Readers will find some errors in presentation—for example, a word missing (228), a disagreement in number (253), items mentioned in text (Mitford and Gillies, 276) but omitted from the still extensive and helpful bibliography, Thirlwall’s name misspelled twice on this same page (but correct in the notes and bibliography), an extra letter (278), an extra word (287).
Table of Contents
List of Figures and Tables, ix
List of Abbreviations, xi
List of Contributors, xiii
Chapter 1 – “Pathways to Archaic Citizenship,” by Alain Duplouy, 1-49
Chapter 2 – “State Formation in Early Iron Age Greece: The Operative Forces,” by John K. Davies, 51-78
Chapter 3 – “Retracing Steps: Finding Ways into Archaic Greek Citizenship,” by Josine Blok, 79-101
Chapter 4 – “Citizens and Soldiers in Archaic Athens,” by Hans van Wees, 103-143
Chapter 5 – “Associations and Citizenship in Attica from Solon to Cleisthenes,” by Paulin Ismard, 145-159
Chapter 6 – “Citizenship and Civic Subdivisions: The Case of Sparta,” byMarcello Lupi, 161-178
Chapter 7 – “The Spartan Contribution to Greek Citizenship Theory By Paul Cartledge, 179-188
Chapter 8 – “Athletics and Citizenship,” by Nick Fisher, 189-225
Chapter 9 – “Citizenship and Commensality in Archaic Crete: Searching for the Andreion
,” by James Whitley, 227-248

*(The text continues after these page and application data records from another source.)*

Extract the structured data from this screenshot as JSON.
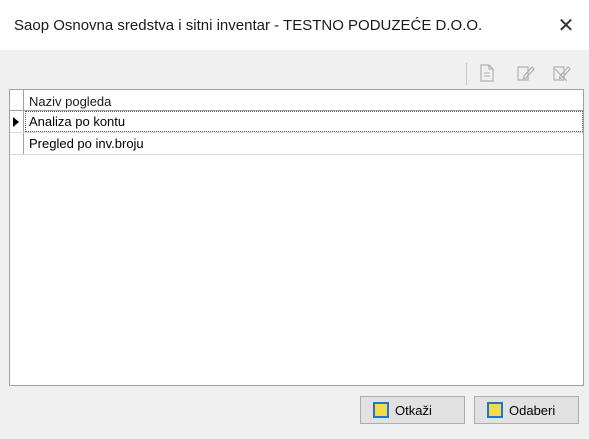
{
  "window": {
    "title": "Saop Osnovna sredstva i sitni inventar - TESTNO PODUZEĆE D.O.O.",
    "close_glyph": "✕"
  },
  "toolbar": {
    "icons": [
      "new-document-icon",
      "edit-document-icon",
      "delete-document-icon"
    ]
  },
  "grid": {
    "column_header": "Naziv pogleda",
    "rows": [
      {
        "label": "Analiza po kontu",
        "selected": true
      },
      {
        "label": "Pregled po inv.broju",
        "selected": false
      }
    ]
  },
  "buttons": {
    "cancel_label": "Otkaži",
    "select_label": "Odaberi"
  },
  "colors": {
    "accent": "#1e78c8",
    "button_icon_fill": "#f7d94c"
  }
}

Chapter 10 – “Citizenship as Performance” by Alain Duplouy, 249-274
Chapter 11 – “Oligarchies of ‘Fixed Number’ or Citizen Bodies in the Making? ” By Maurizio Giangiulio, 275-293
Chapter 12 – “Conclusion: Taking Stock and Looking Backward,” by Roger Brock, 295-304
Index Locorum, 351-361
General Index, 362-370